[Interface dataset entries]
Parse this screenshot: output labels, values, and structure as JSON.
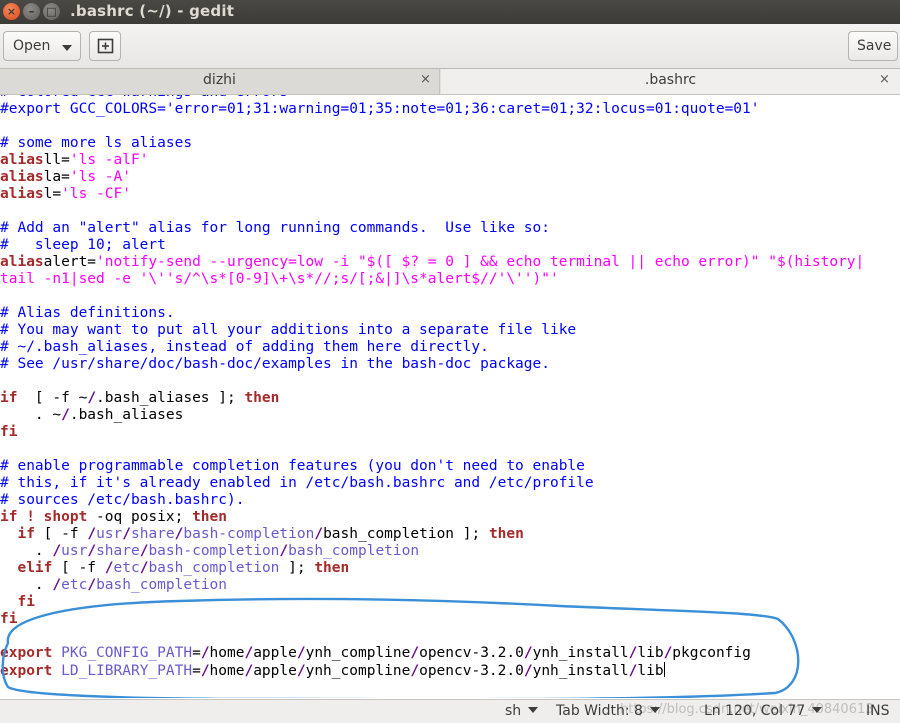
{
  "window": {
    "title": ".bashrc (~/) - gedit",
    "close_glyph": "×",
    "minimize_glyph": "–",
    "maximize_glyph": "□"
  },
  "header": {
    "open_label": "Open",
    "save_label": "Save",
    "new_tab_icon": "new-tab-icon"
  },
  "tabs": [
    {
      "label": "dizhi",
      "close": "×",
      "active": false
    },
    {
      "label": ".bashrc",
      "close": "×",
      "active": true
    }
  ],
  "colors": {
    "comment": "#0000ff",
    "keyword": "#a52a2a",
    "string": "#ff00ff",
    "path": "#6a5acd",
    "annotation": "#3a8fd8",
    "titlebar": "#3c3b37"
  },
  "code_lines": [
    [
      [
        "cm",
        "# colored GCC warnings and errors"
      ]
    ],
    [
      [
        "cm",
        "#export GCC_COLORS='error=01;31:warning=01;35:note=01;36:caret=01;32:locus=01:quote=01'"
      ]
    ],
    [],
    [
      [
        "cm",
        "# some more ls aliases"
      ]
    ],
    [
      [
        "kw",
        "alias"
      ],
      [
        "",
        "ll="
      ],
      [
        "st",
        "'ls -alF'"
      ]
    ],
    [
      [
        "kw",
        "alias"
      ],
      [
        "",
        "la="
      ],
      [
        "st",
        "'ls -A'"
      ]
    ],
    [
      [
        "kw",
        "alias"
      ],
      [
        "",
        "l="
      ],
      [
        "st",
        "'ls -CF'"
      ]
    ],
    [],
    [
      [
        "cm",
        "# Add an \"alert\" alias for long running commands.  Use like so:"
      ]
    ],
    [
      [
        "cm",
        "#   sleep 10; alert"
      ]
    ],
    [
      [
        "kw",
        "alias"
      ],
      [
        "",
        "alert="
      ],
      [
        "st",
        "'notify-send --urgency=low -i \"$([ $? = 0 ] && echo terminal || echo error)\" \"$(history|"
      ]
    ],
    [
      [
        "st",
        "tail -n1|sed -e '\\''s/^\\s*[0-9]\\+\\s*//;s/[;&|]\\s*alert$//'\\'')\"'"
      ]
    ],
    [],
    [
      [
        "cm",
        "# Alias definitions."
      ]
    ],
    [
      [
        "cm",
        "# You may want to put all your additions into a separate file like"
      ]
    ],
    [
      [
        "cm",
        "# ~/.bash_aliases, instead of adding them here directly."
      ]
    ],
    [
      [
        "cm",
        "# See /usr/share/doc/bash-doc/examples in the bash-doc package."
      ]
    ],
    [],
    [
      [
        "kw",
        "if"
      ],
      [
        "",
        "  [ -f ~"
      ],
      [
        "sl",
        "/"
      ],
      [
        "",
        ".bash_aliases ]; "
      ],
      [
        "kw",
        "then"
      ]
    ],
    [
      [
        "",
        "    . ~"
      ],
      [
        "sl",
        "/"
      ],
      [
        "",
        ".bash_aliases"
      ]
    ],
    [
      [
        "kw",
        "fi"
      ]
    ],
    [],
    [
      [
        "cm",
        "# enable programmable completion features (you don't need to enable"
      ]
    ],
    [
      [
        "cm",
        "# this, if it's already enabled in /etc/bash.bashrc and /etc/profile"
      ]
    ],
    [
      [
        "cm",
        "# sources /etc/bash.bashrc)."
      ]
    ],
    [
      [
        "kw",
        "if"
      ],
      [
        "",
        ""
      ],
      [
        "kw",
        " ! shopt"
      ],
      [
        "",
        " -oq posix; "
      ],
      [
        "kw",
        "then"
      ]
    ],
    [
      [
        "",
        "  "
      ],
      [
        "kw",
        "if"
      ],
      [
        "",
        " [ -f "
      ],
      [
        "sl",
        "/"
      ],
      [
        "pa",
        "usr"
      ],
      [
        "sl",
        "/"
      ],
      [
        "pa",
        "share"
      ],
      [
        "sl",
        "/"
      ],
      [
        "pa",
        "bash-completion"
      ],
      [
        "sl",
        "/"
      ],
      [
        "",
        "bash_completion ]; "
      ],
      [
        "kw",
        "then"
      ]
    ],
    [
      [
        "",
        "    . "
      ],
      [
        "sl",
        "/"
      ],
      [
        "pa",
        "usr"
      ],
      [
        "sl",
        "/"
      ],
      [
        "pa",
        "share"
      ],
      [
        "sl",
        "/"
      ],
      [
        "pa",
        "bash-completion"
      ],
      [
        "sl",
        "/"
      ],
      [
        "pa",
        "bash_completion"
      ]
    ],
    [
      [
        "",
        "  "
      ],
      [
        "kw",
        "elif"
      ],
      [
        "",
        " [ -f "
      ],
      [
        "sl",
        "/"
      ],
      [
        "pa",
        "etc"
      ],
      [
        "sl",
        "/"
      ],
      [
        "pa",
        "bash_completion"
      ],
      [
        "",
        " ]; "
      ],
      [
        "kw",
        "then"
      ]
    ],
    [
      [
        "",
        "    . "
      ],
      [
        "sl",
        "/"
      ],
      [
        "pa",
        "etc"
      ],
      [
        "sl",
        "/"
      ],
      [
        "pa",
        "bash_completion"
      ]
    ],
    [
      [
        "",
        "  "
      ],
      [
        "kw",
        "fi"
      ]
    ],
    [
      [
        "kw",
        "fi"
      ]
    ],
    [],
    [
      [
        "kw",
        "export"
      ],
      [
        "",
        " "
      ],
      [
        "pa",
        "PKG_CONFIG_PATH"
      ],
      [
        "",
        "="
      ],
      [
        "sl",
        "/"
      ],
      [
        "",
        "home"
      ],
      [
        "sl",
        "/"
      ],
      [
        "",
        "apple"
      ],
      [
        "sl",
        "/"
      ],
      [
        "",
        "ynh_compline"
      ],
      [
        "sl",
        "/"
      ],
      [
        "",
        "opencv-3.2.0"
      ],
      [
        "sl",
        "/"
      ],
      [
        "",
        "ynh_install"
      ],
      [
        "sl",
        "/"
      ],
      [
        "",
        "lib"
      ],
      [
        "sl",
        "/"
      ],
      [
        "",
        "pkgconfig"
      ]
    ],
    [
      [
        "kw",
        "export"
      ],
      [
        "",
        " "
      ],
      [
        "pa",
        "LD_LIBRARY_PATH"
      ],
      [
        "",
        "="
      ],
      [
        "sl",
        "/"
      ],
      [
        "",
        "home"
      ],
      [
        "sl",
        "/"
      ],
      [
        "",
        "apple"
      ],
      [
        "sl",
        "/"
      ],
      [
        "",
        "ynh_compline"
      ],
      [
        "sl",
        "/"
      ],
      [
        "",
        "opencv-3.2.0"
      ],
      [
        "sl",
        "/"
      ],
      [
        "",
        "ynh_install"
      ],
      [
        "sl",
        "/"
      ],
      [
        "",
        "lib"
      ],
      [
        "cursor",
        ""
      ]
    ]
  ],
  "status": {
    "language": "sh",
    "tab_width": "Tab Width: 8",
    "position": "Ln 120, Col 77",
    "mode": "INS",
    "watermark": "https://blog.csdn.net/weixin_40840613"
  }
}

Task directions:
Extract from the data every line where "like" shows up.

Exercise result:
        "# Add an \"alert\" alias for long running commands.  Use like so:"
        "# You may want to put all your additions into a separate file like"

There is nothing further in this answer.